(Adds response from San Juan mayor, New York City Council speaker, San Juan resident)
SAN JUAN, Puerto Rico, Sept 30 - U.S. President Donald Trump blamed Puerto Ricans on Saturday for the slow pace of relief from the devastating damage caused by Hurricane Maria, saying his government, which has come under fire for its response, was doing an "amazing job."
Trump took to Twitter early on Saturday to fire back at the mayor of San Juan, the island's largest city. On Friday, Carmen Yulin Cruz had criticized Trump's Republican administration and begged for more help, pleas that received widespread television coverage in the mainland United States.
Maria, the most powerful storm to strike Puerto Rico in nearly 90 years, wiped out the power and communications systems, making it difficult to get food, water and fuel around the island. The hurricane has killed at least 16 people, according to the official death toll.
Trump, who was spending the weekend at his private golf club in Bedminster, New Jersey, said Cruz was attacking him for partisan reasons.

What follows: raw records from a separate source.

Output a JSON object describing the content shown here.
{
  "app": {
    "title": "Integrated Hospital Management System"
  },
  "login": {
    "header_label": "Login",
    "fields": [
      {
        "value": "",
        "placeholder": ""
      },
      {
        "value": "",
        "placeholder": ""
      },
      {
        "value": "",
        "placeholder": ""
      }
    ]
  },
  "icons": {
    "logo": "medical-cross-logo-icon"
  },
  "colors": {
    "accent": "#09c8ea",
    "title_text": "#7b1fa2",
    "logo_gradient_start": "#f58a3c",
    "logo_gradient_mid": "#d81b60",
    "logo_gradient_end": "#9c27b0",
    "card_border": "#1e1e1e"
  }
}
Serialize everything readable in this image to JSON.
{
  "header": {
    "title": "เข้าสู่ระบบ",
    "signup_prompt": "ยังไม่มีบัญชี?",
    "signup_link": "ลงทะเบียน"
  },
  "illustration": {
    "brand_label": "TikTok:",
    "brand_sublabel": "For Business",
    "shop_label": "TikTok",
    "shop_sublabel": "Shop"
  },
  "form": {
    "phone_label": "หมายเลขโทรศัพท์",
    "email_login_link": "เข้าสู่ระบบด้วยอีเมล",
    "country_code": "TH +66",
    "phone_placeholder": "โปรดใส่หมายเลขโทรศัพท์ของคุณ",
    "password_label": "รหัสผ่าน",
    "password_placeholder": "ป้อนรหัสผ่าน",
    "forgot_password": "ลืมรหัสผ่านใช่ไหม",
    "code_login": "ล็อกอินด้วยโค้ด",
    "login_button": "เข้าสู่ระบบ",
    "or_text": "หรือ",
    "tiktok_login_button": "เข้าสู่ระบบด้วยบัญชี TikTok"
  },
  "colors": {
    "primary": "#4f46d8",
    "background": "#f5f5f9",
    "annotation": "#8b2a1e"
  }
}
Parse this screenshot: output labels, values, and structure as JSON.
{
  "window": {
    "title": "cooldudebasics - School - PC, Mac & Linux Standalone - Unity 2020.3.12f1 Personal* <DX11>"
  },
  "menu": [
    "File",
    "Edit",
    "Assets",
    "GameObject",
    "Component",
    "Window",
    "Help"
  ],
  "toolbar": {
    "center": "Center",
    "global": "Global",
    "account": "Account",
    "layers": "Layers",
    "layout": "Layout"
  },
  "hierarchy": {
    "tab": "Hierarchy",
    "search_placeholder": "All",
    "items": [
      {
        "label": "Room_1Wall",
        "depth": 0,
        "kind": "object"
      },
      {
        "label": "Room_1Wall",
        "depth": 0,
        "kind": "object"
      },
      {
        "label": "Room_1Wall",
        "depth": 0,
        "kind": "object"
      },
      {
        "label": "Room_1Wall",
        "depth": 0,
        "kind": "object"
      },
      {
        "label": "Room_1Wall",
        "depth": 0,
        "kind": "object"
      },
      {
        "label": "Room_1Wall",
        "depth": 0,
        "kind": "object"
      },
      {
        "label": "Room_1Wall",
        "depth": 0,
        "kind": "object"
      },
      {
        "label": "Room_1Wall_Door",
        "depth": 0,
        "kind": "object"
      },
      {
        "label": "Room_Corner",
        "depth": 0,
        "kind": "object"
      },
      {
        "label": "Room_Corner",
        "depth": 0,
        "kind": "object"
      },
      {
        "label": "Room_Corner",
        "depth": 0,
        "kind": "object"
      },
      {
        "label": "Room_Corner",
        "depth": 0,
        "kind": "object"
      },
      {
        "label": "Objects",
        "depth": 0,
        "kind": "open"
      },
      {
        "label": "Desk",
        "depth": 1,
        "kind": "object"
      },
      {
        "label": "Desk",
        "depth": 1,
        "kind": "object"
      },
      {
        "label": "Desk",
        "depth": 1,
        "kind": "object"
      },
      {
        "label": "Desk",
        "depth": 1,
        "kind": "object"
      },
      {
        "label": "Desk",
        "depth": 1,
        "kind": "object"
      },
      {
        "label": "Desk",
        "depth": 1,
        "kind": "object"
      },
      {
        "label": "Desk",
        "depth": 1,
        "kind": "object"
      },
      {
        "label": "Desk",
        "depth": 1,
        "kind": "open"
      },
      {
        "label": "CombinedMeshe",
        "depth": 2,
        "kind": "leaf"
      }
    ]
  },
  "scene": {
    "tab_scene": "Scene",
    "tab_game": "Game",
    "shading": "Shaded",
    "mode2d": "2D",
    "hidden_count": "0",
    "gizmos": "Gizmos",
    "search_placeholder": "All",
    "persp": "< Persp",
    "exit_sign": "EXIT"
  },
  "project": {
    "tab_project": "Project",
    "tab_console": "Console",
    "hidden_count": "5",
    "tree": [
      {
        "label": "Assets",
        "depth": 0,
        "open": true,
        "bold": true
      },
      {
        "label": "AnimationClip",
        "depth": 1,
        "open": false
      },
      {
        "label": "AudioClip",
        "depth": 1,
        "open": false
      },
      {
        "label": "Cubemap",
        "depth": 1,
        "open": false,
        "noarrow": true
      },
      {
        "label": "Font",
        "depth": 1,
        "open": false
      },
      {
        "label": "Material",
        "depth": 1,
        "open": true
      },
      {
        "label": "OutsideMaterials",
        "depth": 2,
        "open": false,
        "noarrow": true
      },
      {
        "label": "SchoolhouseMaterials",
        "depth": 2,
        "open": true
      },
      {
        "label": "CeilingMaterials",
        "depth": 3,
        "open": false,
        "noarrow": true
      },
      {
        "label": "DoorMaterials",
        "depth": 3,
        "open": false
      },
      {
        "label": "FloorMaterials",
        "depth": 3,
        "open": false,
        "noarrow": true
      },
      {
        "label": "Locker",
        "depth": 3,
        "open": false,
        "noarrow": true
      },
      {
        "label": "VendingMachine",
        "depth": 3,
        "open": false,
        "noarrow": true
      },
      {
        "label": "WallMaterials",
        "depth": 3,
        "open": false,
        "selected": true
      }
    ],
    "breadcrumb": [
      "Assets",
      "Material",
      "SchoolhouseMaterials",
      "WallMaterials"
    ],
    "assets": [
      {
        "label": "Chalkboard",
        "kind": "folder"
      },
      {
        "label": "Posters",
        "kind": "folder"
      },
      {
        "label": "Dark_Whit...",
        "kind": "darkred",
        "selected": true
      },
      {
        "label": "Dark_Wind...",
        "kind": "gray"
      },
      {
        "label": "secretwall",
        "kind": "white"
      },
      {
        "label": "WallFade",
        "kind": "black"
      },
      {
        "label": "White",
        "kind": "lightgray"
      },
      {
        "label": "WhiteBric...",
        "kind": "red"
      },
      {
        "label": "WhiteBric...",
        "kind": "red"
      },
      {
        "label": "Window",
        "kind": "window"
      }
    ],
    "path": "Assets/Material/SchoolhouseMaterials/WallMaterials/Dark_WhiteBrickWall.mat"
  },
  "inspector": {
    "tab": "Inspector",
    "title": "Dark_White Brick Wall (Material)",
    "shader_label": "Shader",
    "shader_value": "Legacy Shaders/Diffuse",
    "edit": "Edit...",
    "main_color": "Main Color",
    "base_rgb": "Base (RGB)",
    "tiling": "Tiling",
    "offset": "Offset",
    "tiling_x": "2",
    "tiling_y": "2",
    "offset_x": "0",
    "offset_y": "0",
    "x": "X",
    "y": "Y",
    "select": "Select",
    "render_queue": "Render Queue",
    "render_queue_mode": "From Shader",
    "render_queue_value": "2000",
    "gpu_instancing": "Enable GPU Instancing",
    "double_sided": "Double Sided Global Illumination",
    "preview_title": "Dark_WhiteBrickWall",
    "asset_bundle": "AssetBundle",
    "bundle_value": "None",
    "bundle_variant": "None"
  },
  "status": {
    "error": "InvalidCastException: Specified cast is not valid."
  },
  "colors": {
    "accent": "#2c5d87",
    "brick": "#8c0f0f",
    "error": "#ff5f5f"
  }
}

"Such poor leadership by the Mayor of San Juan and others in Puerto Rico who are not able to get their workers to help," said Trump, who is slated to visit the island on Tuesday. "They want everything to be done for them when it should be a community effort."
Cruz, who has been living in a shelter after her home was destroyed in the hurricane, told MSNBC that the issue was not personal and said municipal employees were working as hard as they could.
"Actually, I was asking for help - I wasn't saying anything nasty about the president," Cruz said. "I am not going to be distracted by small comments, by politics, by petty issues.
Trump's comments drew swift condemnation on the mainland.
"The tweets this morning are despicable, are deplorable, are not statesman-like at all," said New York City Council Speaker Melissa Mark-Viverito, a Democrat who was born in Puerto Rico.
"He needs to be in charge, he needs to take control, he needs to demonstrate some level of empathy over what is happening," Mark-Viverito said on CNN.
Trump was scheduled to speak by telephone to the governor of Puerto Rico, Ricardo Rossello, and other officials from the region on Saturday, and U.S. Vice President Mike Pence visited the Federal Emergency Management Agency's headquarters in Washington for a briefing.
At a news conference, Rossello declined to comment on Trump's tweets, which he said he had not seen.
"Let me stress this: I am committed to collaborating with everybody," he said. "This is a point where we cant look at small differences and establish differences based on politics."
The Trump administration has given Puerto Rico's government "whatever we ask for" in the immediate aftermath of the hurricane, Rossello said. But he warned that the U.S. Congress would need to help rebuild the island, which is home to 3.4 million Americans.
"If Congress doesnt take action with a significant package, then we are looking at a possible humanitarian crisis," he said. What are the effects of falling into that predicament? Massive exodus without a doubt."
The insurance industry has begun to tally the mounting costs of Maria, with one modeling company estimating that claims could total as much as $85 billion. Puerto Rico has incurred most of the damage.
San Juan resident Judith Berkan said power shortages and long lines for cash, food, gasoline, and medical clinics were wearing people down.
"Things don't seem to be getting better," Berkan, a lawyer, said in a text message.
"Although there are great moments of solidarity on the ground here, you can also see that patience is growing thin."
(Reporting by Gabriel Stargardter, Robin Respaut and Nicholas Brown in SAN JUAN, James Oliphant in BRANCHBURG, N.J., Lesley Wroughton and Roberta Rampton in WASHINGTON, Suzanne Barlyn in NEW YORK and Alex Dobuzinskis in LOS ANGELES; Writing by Roberta Rampton; Editing by Chizu Nomiyama and Lisa Von Ahn)